Items listed in a dataset
>>>>>

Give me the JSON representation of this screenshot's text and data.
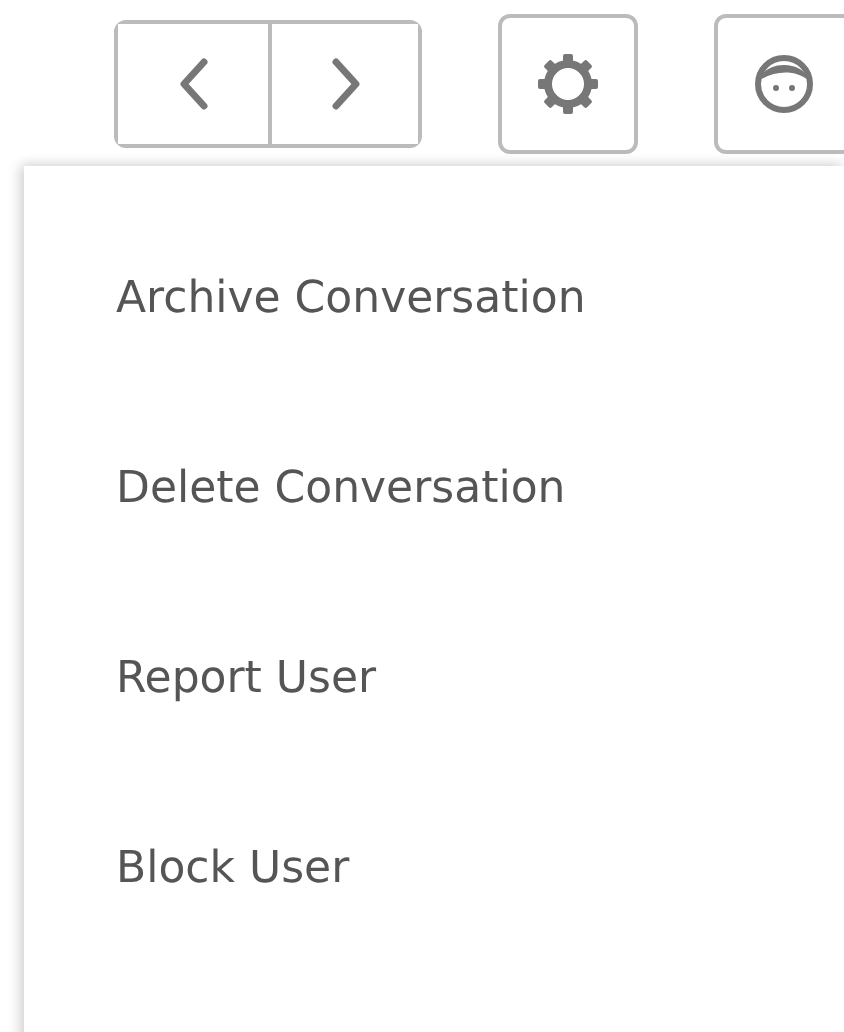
{
  "menu": {
    "items": [
      {
        "label": "Archive Conversation"
      },
      {
        "label": "Delete Conversation"
      },
      {
        "label": "Report User"
      },
      {
        "label": "Block User"
      }
    ]
  }
}
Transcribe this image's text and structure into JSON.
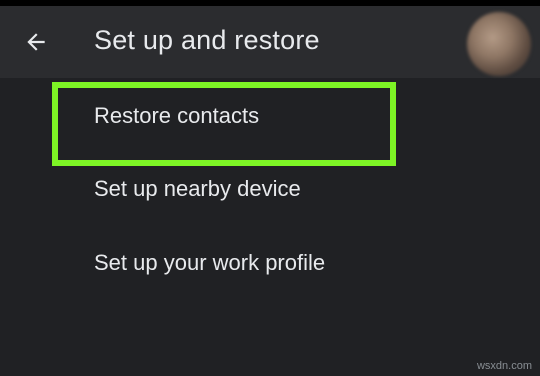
{
  "app_bar": {
    "title": "Set up and restore",
    "back_icon": "arrow-back-icon"
  },
  "menu": {
    "items": [
      {
        "label": "Restore contacts",
        "highlighted": true
      },
      {
        "label": "Set up nearby device",
        "highlighted": false
      },
      {
        "label": "Set up your work profile",
        "highlighted": false
      }
    ]
  },
  "annotation": {
    "highlight_color": "#7df425"
  },
  "watermark": "wsxdn.com",
  "colors": {
    "background": "#202124",
    "app_bar": "#2b2c2f",
    "text": "#e8eaed"
  }
}
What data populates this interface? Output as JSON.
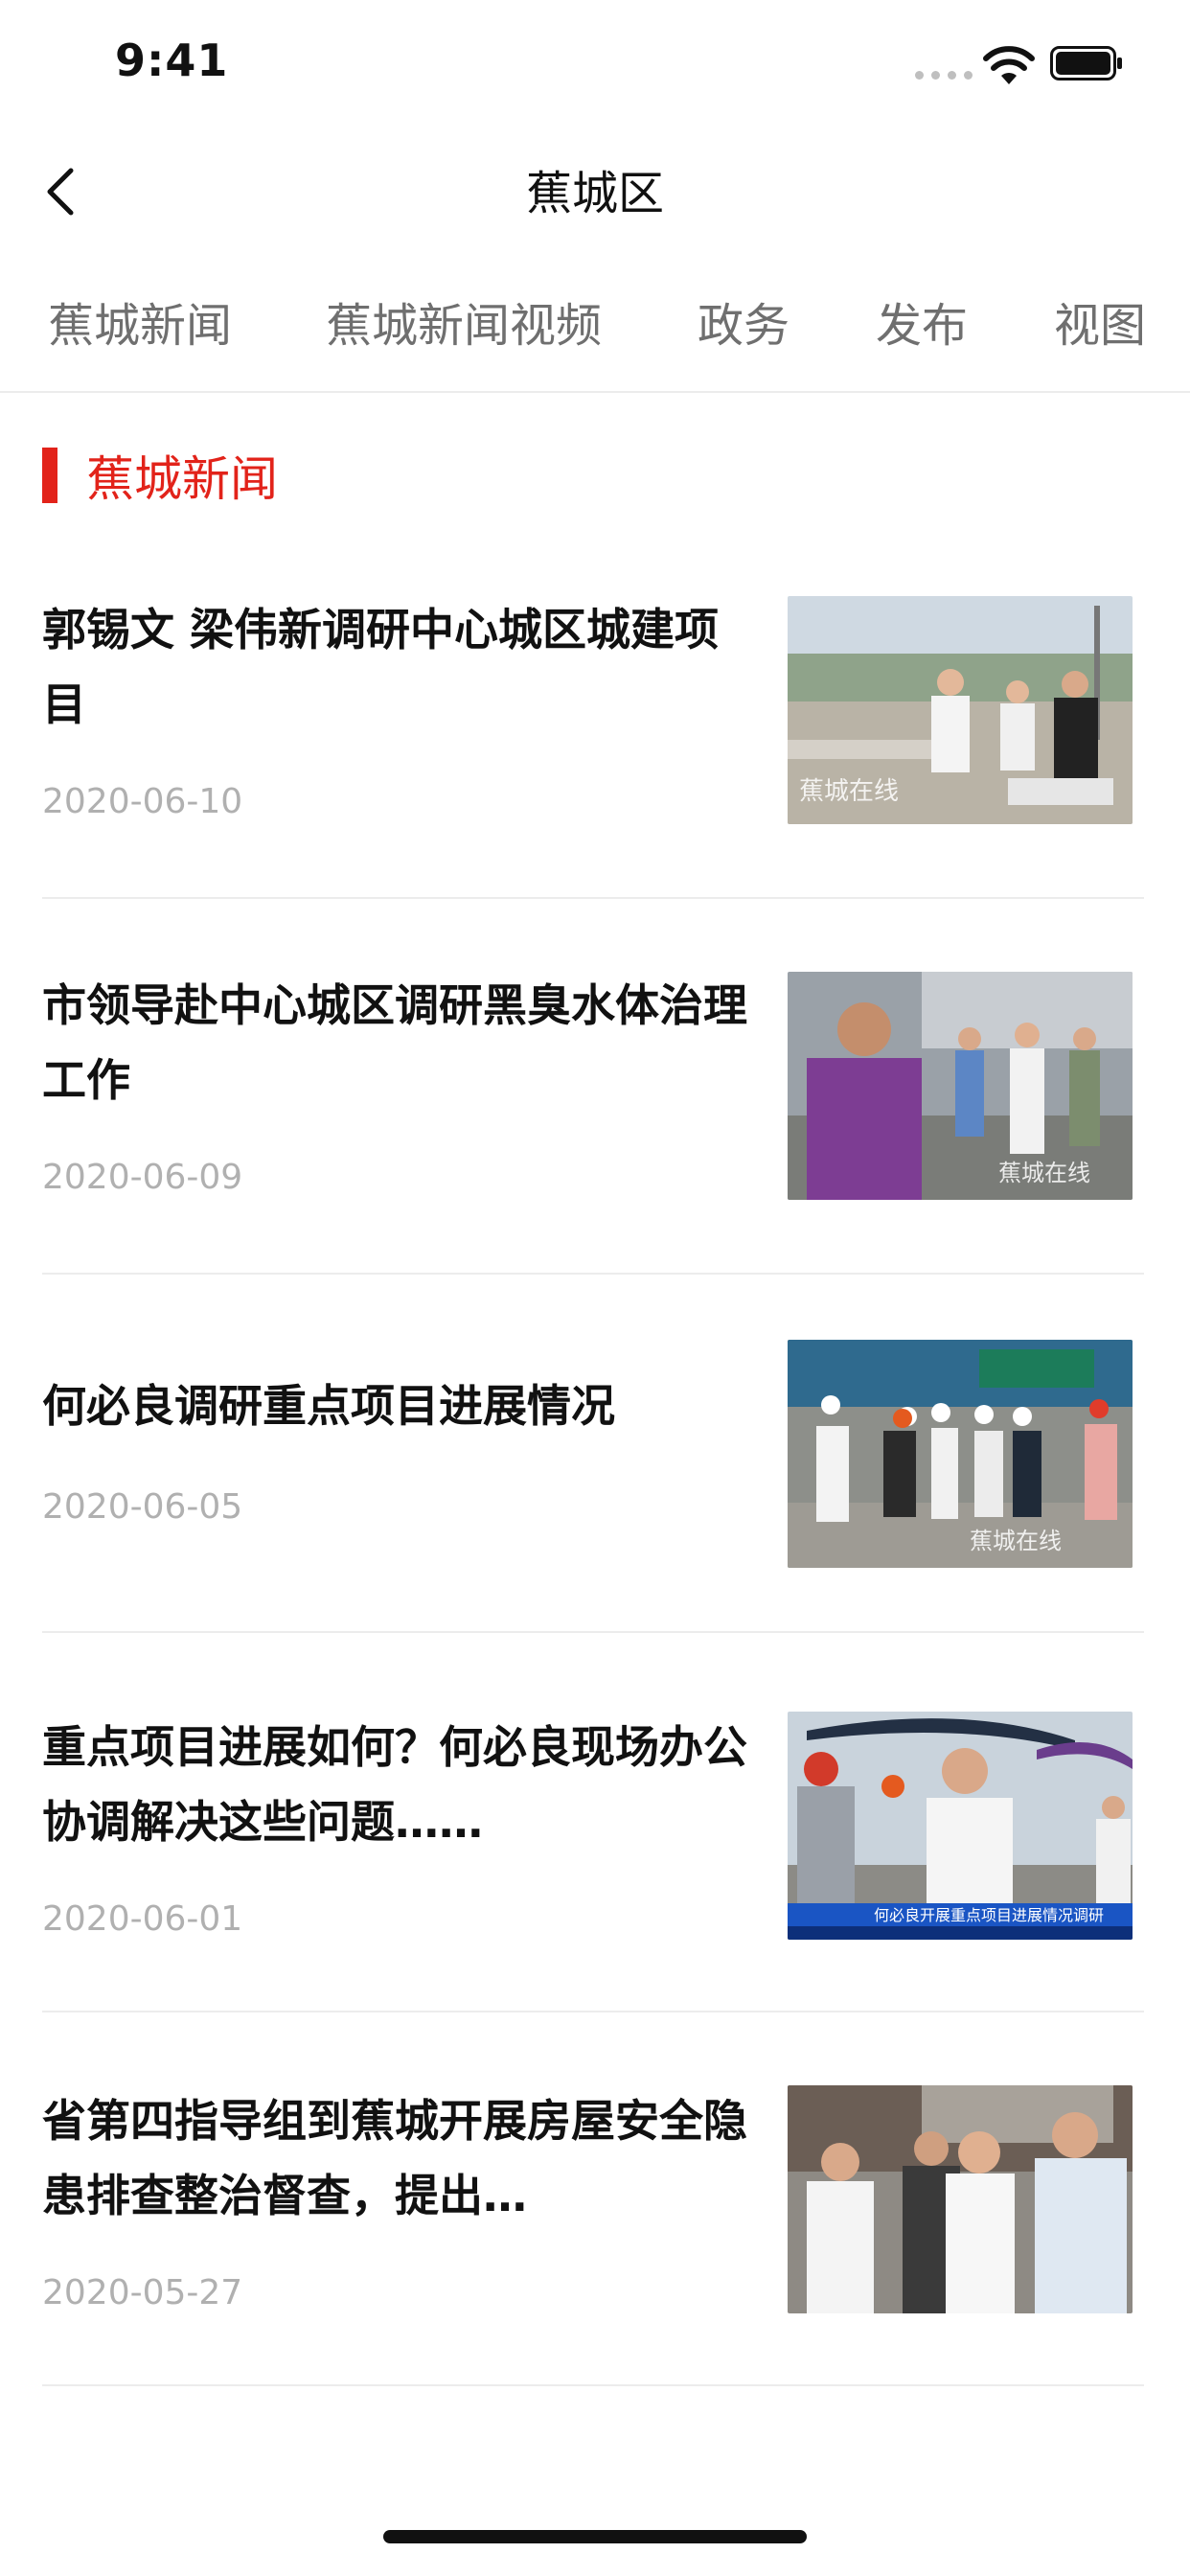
{
  "status": {
    "time": "9:41"
  },
  "nav": {
    "title": "蕉城区",
    "back_icon": "chevron-left-icon"
  },
  "tabs": [
    {
      "label": "蕉城新闻"
    },
    {
      "label": "蕉城新闻视频"
    },
    {
      "label": "政务"
    },
    {
      "label": "发布"
    },
    {
      "label": "视图"
    }
  ],
  "section": {
    "title": "蕉城新闻",
    "accent": "#e2231a"
  },
  "news": [
    {
      "title": "郭锡文 梁伟新调研中心城区城建项目",
      "date": "2020-06-10",
      "watermark": "蕉城在线"
    },
    {
      "title": "市领导赴中心城区调研黑臭水体治理工作",
      "date": "2020-06-09",
      "watermark": "蕉城在线"
    },
    {
      "title": "何必良调研重点项目进展情况",
      "date": "2020-06-05",
      "watermark": "蕉城在线"
    },
    {
      "title": "重点项目进展如何？何必良现场办公协调解决这些问题……",
      "date": "2020-06-01",
      "caption": "何必良开展重点项目进展情况调研"
    },
    {
      "title": "省第四指导组到蕉城开展房屋安全隐患排查整治督查，提出…",
      "date": "2020-05-27",
      "watermark": ""
    }
  ]
}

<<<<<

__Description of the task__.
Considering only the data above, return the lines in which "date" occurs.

__Task answer__.
      "date": "2020-06-10",
      "date": "2020-06-09",
      "date": "2020-06-05",
      "date": "2020-06-01",
      "date": "2020-05-27",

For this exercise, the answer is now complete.